My answer is this. You have to love the person through the process. The entire process. Not just the end of the journey when they in are recovery, but in all stages of their journey. Even in the very early stages where its obvious they need help, but are unwilling to accept it. Love them, and encourage them.
Don't sugar coat the situation they are in, but by no means should a person be made to be ashamed or belittled either. We all need to know the consequences of our actions and how our personal decisions affect those around us. We also need to be shown the positive rewards of what life will be like if we make the changes to do better for ourselves. Not only for ourselves, but for our loved ones as well.
There were a lot of times during my struggle with food addiction and obesity, that people would say really rude, hurtful things. I was bullied many times, looked down up and discriminated against because of my weight. Even by those who I thought were friends or cared about me.
Several people tried to talk to me about me about losing weight and how it was important for my overall health. Give me tips on what I should and should not do. All things I already knew. Things I had heard many times before from doctors and other "concerned" loved ones. What I would tell them most of the time, is that I didn't want to be lectured about food and be included on outings where some sort of physical activity was included. An activity that I could do, or slightly above what I normally did so that I could challenge myself.
In order for anybody to make a complete change in life, and for it work, first and foremost, they have to want to change. It can not be forced upon them or bullied into doing. It has to be a sincere need and want on their part.
It is also important that they have a strong support system that is going to love them through the process. It has been a great blessing for me that I have had a wonderful support system around me on my journey. My trainer especially has been absolutely amazing for me. For with out him, I know I would not have done as well. His guidance, knowledge, support and love really made a difference in my life. He never went easy on me, and never let me give up on myself. That meant a lot to me.
There are a few select others who have loved my through this and hugged me and listened to me cry when it was hard. That is what helped get me through this difficult journey. Knowing that there were people who loved me enough to see me through this.
For those who want to see their loved ones get help, the best I could tell you is to love them. Be there for them. Listen to them and give them positive feedback and encouragement, while directing them down a better life than where they currently are.
As I sign off, the song, "I'm Going To Love You Through It" by Martina McBride comes to mind. It means a lot to me. Granted, the song talks about someone who has breast cancer.

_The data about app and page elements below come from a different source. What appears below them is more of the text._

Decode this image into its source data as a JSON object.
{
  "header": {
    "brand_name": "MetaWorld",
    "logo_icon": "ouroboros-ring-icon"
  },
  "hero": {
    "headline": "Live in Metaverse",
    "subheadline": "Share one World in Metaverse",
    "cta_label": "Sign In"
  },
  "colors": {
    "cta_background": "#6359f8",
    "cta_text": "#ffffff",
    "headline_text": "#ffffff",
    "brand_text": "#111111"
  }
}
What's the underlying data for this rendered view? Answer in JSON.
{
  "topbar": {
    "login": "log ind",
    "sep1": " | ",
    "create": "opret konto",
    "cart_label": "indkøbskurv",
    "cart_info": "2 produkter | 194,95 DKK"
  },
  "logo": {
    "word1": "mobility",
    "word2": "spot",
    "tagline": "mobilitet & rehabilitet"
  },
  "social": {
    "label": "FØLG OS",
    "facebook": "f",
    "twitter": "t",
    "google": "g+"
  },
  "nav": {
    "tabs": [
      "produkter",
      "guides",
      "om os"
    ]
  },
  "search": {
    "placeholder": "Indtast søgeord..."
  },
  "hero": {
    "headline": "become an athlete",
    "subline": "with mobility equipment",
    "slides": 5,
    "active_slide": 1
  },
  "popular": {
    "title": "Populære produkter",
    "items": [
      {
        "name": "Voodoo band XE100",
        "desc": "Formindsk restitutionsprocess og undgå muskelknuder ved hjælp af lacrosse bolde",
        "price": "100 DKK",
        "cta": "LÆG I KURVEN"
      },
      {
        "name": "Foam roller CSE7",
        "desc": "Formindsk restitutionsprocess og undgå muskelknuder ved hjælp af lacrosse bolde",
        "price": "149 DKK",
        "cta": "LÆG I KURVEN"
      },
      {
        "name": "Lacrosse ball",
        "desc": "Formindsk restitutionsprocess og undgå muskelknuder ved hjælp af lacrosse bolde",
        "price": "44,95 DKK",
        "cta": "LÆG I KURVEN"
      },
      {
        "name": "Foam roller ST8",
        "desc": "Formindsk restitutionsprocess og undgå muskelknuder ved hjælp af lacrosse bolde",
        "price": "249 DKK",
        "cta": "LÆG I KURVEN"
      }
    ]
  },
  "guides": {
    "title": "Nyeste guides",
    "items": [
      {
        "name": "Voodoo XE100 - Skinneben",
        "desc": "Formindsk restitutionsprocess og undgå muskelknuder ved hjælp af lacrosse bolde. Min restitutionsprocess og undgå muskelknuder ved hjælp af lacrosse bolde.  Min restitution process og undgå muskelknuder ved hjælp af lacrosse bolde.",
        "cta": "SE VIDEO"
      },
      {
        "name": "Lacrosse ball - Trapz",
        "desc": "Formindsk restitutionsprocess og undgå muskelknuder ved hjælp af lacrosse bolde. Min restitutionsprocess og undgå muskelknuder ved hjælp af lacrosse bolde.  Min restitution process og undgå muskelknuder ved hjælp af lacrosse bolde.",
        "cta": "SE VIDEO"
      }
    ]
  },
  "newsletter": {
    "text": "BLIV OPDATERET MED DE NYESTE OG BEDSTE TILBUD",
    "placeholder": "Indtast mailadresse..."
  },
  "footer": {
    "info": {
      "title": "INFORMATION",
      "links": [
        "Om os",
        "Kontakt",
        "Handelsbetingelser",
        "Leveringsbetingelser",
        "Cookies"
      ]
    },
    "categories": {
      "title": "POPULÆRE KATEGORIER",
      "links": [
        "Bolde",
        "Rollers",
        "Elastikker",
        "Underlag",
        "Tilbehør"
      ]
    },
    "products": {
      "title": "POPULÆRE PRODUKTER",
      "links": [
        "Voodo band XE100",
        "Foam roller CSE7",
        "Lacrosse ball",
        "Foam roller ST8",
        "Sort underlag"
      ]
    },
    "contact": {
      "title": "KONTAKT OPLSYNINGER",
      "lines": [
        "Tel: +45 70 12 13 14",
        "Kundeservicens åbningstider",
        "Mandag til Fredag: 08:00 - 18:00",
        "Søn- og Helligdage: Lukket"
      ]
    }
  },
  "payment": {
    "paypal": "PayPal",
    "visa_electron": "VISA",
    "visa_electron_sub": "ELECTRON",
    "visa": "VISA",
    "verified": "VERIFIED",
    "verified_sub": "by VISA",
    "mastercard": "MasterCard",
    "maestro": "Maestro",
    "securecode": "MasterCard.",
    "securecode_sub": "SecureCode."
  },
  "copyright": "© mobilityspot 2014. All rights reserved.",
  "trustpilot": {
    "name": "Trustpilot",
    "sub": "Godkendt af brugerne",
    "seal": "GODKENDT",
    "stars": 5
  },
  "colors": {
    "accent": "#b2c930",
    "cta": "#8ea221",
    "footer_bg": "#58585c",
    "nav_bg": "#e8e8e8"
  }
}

However, it touched my heart just the same because the love I felt from others on my journey meant a lot.
From "I'm Going to Love You Through It" By Martina McBride
When you're weak, I'll be strong
When you let go, I'll hold on
When you need to cry, I swear that I'll be there to dry your eyes
When you feel lost and scared to death,
Like you can't take one more breath
Just take my hand, together we can do this
I'm gonna love you through it.